Indeed, according to Hallit, residents were anxious to leave Paga Hill: “This [Paga Hill] is not a happy environment.”
He continued:“It's well documented from independent parties that the current residents on the settlement are in fear of dysentery and sexual assault on a regular basis.”
The only evidence PHDC has publicly cited in this respect is a blog entry written by a US photographer. And even then, the Paga women interviewed noted their community “is safe”, it was outsiders they feared.
If Hallit played PHDC’s “good cop” in the company’s media appearances, then the “bad cop” has been Fridriksson.
When interviewed by The Australian on October 9, he claimed, “there are just squatters and settlers and criminals hanging out there [at Paga Hill]”. This is a common stereotype used to demonise informal settlements in PNG.
However, as Michael Goddard has persuasively argued, it is a stereotype fundamentally lacking in empirical evidence.
Indeed, in a study conducted by resident anthropologist, Joe Moses, with assistance from University of PNG academic Dicks Rae Thomas, it was found that the community at Paga Hill was made up predominantly of skilled and semi-skilled workers who are gainfully employed in the formal (54%) and informal sector (45%).
Moreover, their residency at Paga Hill is by no means new. Indeed, the original Kikori settlers arrived in the early 1960s, with permission from the hill’s traditional owners, who deny having alienated their land to the state. Such is the complexity of urban land relations in PNG.
It was also suggested by Fridriksson that Paga Hill is merely a collection of shanty homes: “There would not be more than three houses there that qualify as a house. It is just rocks on top of corrugated iron held down by nails. It's like Rio de Janeiro or Manila.”
I am not sure how the residents of Rio de Janeiro or Manila would feel about being used as the baseline for urban decay, but the fact is Paga Hill does not correspond to the developer’s caricature.
During my research on the forced eviction, I was supplied with photographs by neighbor Sam Moko, which he had taken in July 2010.
These homes which punctuate Paga’s shoreline are a colorful example of the type of serious investment many local residents have plumbed into their living space. And much of their opposition to the development has been grounded in the derisory compensation offered for a lifetime’s work.
Interestingly, when questioned about two auditor-general reports, and three Public Accounts Committee reports, censuring the consulting firm, CCS Anvil ― which Hallit ran with Fridriksson ― the executives have been more circumspect.
The accusations levelled at CCS Anvil ― a firm that was also appointed project manager for the Paga Hill development ― are extremely serious.

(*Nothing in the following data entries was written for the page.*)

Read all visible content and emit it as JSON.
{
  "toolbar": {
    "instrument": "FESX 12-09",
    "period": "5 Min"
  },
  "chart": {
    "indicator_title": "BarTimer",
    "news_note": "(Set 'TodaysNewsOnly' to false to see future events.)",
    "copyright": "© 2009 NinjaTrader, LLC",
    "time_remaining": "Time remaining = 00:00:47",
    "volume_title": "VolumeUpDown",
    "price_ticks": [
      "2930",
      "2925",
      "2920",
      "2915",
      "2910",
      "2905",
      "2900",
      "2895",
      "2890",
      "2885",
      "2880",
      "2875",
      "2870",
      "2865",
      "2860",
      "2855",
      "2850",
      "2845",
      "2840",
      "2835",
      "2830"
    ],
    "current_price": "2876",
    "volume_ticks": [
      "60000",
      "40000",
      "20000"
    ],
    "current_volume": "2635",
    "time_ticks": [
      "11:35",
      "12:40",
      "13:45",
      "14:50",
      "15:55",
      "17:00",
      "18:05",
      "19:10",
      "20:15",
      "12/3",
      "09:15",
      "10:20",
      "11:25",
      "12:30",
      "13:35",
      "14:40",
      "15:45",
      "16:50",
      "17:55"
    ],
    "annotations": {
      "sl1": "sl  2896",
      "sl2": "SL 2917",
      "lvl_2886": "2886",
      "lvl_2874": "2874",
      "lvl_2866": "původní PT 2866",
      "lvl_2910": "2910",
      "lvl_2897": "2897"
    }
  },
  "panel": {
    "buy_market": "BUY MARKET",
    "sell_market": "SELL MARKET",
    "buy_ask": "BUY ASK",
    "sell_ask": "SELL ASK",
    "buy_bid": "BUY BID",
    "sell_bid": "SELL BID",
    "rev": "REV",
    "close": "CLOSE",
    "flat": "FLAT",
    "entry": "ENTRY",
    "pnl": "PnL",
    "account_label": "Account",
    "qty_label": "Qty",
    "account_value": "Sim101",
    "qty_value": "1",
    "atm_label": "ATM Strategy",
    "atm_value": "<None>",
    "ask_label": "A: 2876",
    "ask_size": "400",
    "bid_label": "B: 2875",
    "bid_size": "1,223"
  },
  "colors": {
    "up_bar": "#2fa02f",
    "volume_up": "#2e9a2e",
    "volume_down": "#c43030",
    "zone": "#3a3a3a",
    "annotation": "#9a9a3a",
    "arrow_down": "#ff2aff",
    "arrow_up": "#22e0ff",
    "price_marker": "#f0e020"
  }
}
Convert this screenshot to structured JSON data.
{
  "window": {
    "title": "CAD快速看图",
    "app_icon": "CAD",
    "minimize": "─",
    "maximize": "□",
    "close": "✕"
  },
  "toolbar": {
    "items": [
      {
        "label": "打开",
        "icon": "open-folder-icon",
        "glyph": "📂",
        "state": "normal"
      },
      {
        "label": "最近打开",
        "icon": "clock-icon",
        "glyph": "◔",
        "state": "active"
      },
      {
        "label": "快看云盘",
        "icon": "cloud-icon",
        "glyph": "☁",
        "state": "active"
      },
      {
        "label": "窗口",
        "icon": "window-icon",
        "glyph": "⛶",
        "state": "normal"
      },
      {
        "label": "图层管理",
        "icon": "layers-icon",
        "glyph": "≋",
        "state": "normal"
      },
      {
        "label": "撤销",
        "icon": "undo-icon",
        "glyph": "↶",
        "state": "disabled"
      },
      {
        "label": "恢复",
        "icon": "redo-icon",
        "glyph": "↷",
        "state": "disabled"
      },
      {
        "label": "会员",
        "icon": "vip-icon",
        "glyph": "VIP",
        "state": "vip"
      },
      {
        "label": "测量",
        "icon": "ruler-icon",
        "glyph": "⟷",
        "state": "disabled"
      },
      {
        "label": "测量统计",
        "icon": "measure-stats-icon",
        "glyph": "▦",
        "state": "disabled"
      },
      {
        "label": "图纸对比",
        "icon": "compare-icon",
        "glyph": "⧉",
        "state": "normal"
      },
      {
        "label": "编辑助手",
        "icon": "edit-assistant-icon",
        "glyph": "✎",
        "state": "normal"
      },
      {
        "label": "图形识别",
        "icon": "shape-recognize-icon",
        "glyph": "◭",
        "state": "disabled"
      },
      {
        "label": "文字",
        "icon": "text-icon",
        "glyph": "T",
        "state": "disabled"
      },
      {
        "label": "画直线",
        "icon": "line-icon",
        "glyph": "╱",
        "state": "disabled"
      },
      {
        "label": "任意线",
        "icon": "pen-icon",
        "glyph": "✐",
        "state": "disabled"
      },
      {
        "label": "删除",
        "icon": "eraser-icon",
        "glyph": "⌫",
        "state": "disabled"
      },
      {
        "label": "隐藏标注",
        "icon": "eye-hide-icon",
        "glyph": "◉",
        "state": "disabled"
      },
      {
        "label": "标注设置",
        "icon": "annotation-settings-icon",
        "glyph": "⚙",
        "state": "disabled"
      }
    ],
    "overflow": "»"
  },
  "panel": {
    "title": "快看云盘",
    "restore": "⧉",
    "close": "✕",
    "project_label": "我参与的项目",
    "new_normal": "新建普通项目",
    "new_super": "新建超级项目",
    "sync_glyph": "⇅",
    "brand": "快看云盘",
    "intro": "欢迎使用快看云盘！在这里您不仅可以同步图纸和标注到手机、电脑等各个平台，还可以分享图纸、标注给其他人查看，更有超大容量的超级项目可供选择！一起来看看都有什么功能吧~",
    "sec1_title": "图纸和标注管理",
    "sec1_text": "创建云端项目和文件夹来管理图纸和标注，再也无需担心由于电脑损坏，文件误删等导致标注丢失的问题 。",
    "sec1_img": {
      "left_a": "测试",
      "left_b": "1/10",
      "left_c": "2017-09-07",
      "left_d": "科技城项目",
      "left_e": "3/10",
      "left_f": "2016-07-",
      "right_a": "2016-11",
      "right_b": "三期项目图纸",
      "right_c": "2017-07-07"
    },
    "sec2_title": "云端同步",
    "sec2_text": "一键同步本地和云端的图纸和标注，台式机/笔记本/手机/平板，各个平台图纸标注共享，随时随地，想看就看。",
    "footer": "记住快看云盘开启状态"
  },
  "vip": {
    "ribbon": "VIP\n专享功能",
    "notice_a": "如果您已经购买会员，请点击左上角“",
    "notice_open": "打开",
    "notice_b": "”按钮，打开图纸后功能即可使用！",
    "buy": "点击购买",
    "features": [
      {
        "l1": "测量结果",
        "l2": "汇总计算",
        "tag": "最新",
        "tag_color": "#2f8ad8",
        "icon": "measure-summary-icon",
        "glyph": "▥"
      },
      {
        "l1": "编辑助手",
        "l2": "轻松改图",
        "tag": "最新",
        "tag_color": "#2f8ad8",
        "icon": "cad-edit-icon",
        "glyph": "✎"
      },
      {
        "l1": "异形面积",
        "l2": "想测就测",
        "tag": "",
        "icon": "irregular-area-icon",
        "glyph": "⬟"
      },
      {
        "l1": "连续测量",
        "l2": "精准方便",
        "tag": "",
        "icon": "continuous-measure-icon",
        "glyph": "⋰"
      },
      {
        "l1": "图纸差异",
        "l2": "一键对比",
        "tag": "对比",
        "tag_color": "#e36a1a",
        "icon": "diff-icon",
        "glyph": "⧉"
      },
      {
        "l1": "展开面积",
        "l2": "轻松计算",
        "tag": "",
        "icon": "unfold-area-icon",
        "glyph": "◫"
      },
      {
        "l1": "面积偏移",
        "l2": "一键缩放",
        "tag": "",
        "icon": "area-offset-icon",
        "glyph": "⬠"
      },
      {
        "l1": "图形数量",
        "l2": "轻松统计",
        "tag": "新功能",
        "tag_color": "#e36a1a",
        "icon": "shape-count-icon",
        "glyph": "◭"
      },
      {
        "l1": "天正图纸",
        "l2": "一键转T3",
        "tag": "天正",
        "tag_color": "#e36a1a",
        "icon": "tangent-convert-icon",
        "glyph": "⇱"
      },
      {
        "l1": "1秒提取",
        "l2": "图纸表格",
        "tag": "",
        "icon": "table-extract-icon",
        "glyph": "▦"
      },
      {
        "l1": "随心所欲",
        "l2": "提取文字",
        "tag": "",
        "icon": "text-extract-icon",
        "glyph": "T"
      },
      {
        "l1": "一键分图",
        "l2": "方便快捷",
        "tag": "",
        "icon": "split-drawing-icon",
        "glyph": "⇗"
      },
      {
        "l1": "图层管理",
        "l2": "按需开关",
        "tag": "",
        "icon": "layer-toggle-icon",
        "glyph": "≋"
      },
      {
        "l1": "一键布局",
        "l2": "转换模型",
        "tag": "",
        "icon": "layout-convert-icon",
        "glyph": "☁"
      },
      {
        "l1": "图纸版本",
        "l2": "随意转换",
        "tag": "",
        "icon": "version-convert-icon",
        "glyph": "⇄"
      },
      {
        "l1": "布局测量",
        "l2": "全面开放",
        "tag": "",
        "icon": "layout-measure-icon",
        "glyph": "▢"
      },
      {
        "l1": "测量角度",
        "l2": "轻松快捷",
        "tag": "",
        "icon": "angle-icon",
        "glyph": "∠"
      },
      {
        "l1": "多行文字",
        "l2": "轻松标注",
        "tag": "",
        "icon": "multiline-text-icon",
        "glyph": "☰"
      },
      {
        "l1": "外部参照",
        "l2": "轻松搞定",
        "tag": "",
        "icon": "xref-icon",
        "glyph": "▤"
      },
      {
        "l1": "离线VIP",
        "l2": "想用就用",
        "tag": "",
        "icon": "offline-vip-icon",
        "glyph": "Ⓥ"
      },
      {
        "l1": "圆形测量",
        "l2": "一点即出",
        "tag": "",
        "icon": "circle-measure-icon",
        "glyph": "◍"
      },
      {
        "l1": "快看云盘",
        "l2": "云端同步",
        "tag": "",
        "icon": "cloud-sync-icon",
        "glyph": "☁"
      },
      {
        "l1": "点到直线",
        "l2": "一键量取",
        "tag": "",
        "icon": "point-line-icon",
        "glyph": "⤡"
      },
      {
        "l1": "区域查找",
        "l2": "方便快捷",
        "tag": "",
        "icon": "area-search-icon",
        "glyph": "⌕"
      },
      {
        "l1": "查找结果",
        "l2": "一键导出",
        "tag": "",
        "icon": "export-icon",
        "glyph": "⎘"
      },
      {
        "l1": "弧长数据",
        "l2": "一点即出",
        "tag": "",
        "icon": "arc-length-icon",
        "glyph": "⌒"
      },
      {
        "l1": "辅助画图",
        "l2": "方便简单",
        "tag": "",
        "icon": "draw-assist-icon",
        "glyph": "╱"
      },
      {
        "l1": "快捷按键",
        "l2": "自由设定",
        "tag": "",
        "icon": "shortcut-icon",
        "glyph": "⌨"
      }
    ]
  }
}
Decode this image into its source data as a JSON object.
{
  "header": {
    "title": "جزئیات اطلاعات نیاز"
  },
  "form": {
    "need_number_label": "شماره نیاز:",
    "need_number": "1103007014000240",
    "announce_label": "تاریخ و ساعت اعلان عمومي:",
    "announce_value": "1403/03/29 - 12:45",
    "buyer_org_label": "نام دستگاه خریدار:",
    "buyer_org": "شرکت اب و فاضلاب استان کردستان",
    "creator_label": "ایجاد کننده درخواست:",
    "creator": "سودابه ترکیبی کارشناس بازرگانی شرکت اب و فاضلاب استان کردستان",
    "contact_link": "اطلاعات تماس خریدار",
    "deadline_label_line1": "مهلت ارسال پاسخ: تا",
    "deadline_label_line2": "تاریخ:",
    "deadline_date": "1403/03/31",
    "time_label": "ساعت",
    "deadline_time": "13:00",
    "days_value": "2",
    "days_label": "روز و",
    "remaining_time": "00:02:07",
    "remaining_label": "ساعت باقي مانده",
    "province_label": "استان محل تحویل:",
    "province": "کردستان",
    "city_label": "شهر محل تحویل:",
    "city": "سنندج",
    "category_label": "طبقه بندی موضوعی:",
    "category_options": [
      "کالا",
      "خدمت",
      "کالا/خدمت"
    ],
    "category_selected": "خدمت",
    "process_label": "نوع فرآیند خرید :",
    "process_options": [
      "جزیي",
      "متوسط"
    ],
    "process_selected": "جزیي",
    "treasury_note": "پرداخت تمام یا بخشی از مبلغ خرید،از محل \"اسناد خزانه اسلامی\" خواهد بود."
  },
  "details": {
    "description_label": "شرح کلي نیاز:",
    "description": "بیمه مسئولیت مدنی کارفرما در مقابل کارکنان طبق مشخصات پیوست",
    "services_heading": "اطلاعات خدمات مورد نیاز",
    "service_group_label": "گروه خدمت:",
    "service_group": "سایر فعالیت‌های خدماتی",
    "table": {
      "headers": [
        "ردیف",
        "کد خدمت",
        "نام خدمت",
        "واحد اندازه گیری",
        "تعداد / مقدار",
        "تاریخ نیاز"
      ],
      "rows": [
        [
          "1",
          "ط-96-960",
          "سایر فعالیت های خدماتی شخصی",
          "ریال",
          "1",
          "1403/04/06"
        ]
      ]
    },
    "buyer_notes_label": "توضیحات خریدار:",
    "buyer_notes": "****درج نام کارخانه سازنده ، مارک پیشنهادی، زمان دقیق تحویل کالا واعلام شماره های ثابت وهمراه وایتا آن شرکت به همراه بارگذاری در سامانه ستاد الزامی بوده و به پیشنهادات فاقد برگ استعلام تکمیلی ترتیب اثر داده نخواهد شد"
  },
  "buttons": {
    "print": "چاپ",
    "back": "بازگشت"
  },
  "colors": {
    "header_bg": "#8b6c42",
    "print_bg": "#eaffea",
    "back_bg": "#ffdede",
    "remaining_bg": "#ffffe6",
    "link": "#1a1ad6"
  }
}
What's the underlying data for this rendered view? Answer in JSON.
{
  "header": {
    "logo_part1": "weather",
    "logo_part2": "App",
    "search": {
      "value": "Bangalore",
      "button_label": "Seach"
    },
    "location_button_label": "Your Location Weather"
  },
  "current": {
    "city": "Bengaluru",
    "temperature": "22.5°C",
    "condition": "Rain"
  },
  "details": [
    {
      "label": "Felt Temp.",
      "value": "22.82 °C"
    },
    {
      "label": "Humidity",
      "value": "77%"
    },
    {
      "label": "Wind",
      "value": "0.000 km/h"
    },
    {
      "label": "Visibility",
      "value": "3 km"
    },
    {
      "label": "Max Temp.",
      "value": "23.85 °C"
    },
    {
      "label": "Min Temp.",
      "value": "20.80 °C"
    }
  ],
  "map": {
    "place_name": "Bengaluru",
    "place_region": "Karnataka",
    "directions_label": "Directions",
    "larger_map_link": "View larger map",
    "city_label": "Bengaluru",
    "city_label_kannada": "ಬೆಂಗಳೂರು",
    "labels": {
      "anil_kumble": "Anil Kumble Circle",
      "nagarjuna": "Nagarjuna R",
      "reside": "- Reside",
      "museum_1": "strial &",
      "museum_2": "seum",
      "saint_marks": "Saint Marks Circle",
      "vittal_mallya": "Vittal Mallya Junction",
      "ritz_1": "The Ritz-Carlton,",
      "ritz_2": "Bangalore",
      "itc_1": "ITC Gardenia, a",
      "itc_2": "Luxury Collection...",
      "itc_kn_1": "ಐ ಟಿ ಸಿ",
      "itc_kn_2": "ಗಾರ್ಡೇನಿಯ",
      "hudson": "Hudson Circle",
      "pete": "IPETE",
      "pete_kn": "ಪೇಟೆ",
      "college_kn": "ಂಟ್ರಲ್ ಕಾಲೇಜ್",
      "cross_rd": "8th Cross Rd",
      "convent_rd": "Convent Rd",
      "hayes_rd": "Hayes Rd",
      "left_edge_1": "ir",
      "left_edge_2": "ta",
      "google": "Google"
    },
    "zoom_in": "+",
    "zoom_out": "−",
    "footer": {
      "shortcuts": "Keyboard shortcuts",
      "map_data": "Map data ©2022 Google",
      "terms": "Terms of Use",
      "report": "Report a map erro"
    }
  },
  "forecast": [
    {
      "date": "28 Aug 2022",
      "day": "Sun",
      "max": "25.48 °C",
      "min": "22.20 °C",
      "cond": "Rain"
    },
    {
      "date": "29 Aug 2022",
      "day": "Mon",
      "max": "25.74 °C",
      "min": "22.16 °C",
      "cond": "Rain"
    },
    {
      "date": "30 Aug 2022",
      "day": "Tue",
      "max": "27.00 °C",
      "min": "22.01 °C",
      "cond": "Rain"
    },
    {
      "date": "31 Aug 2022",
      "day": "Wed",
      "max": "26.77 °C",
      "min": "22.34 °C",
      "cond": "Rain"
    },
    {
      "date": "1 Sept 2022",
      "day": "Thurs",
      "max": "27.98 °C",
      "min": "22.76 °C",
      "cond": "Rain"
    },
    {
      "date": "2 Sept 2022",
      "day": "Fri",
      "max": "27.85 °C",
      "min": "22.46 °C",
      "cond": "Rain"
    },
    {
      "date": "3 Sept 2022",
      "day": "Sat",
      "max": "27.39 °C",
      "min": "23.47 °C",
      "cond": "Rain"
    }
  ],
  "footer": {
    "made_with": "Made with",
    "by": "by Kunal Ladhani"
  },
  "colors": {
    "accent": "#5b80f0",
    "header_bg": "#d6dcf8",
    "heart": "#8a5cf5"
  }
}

Both the auditor-general and Public Accounts Committee claim that as an agent for PNG’s Public Curator’s Office, CCS Anvil personally pocketed money from deceased estates, which it was meant to deposit in Estate Trust Accounts.
They also claim CCS Anvil’s PNG principal was certifying government payments to his own firm, for as much as K500,000 (about $A250,000).
Let us hope a few Australian politicians take note of these new admissions. Papua New Guineans already believe their friendship with Australia is a decidedly one-sided affair. Failing to act on these serious allegations involving expatriates in PNG, will only alienate Australia’s important neighbour further.
[Dr Kristian Lasslett is a member of the executive board of the International State Crime Initiative. Photos below.]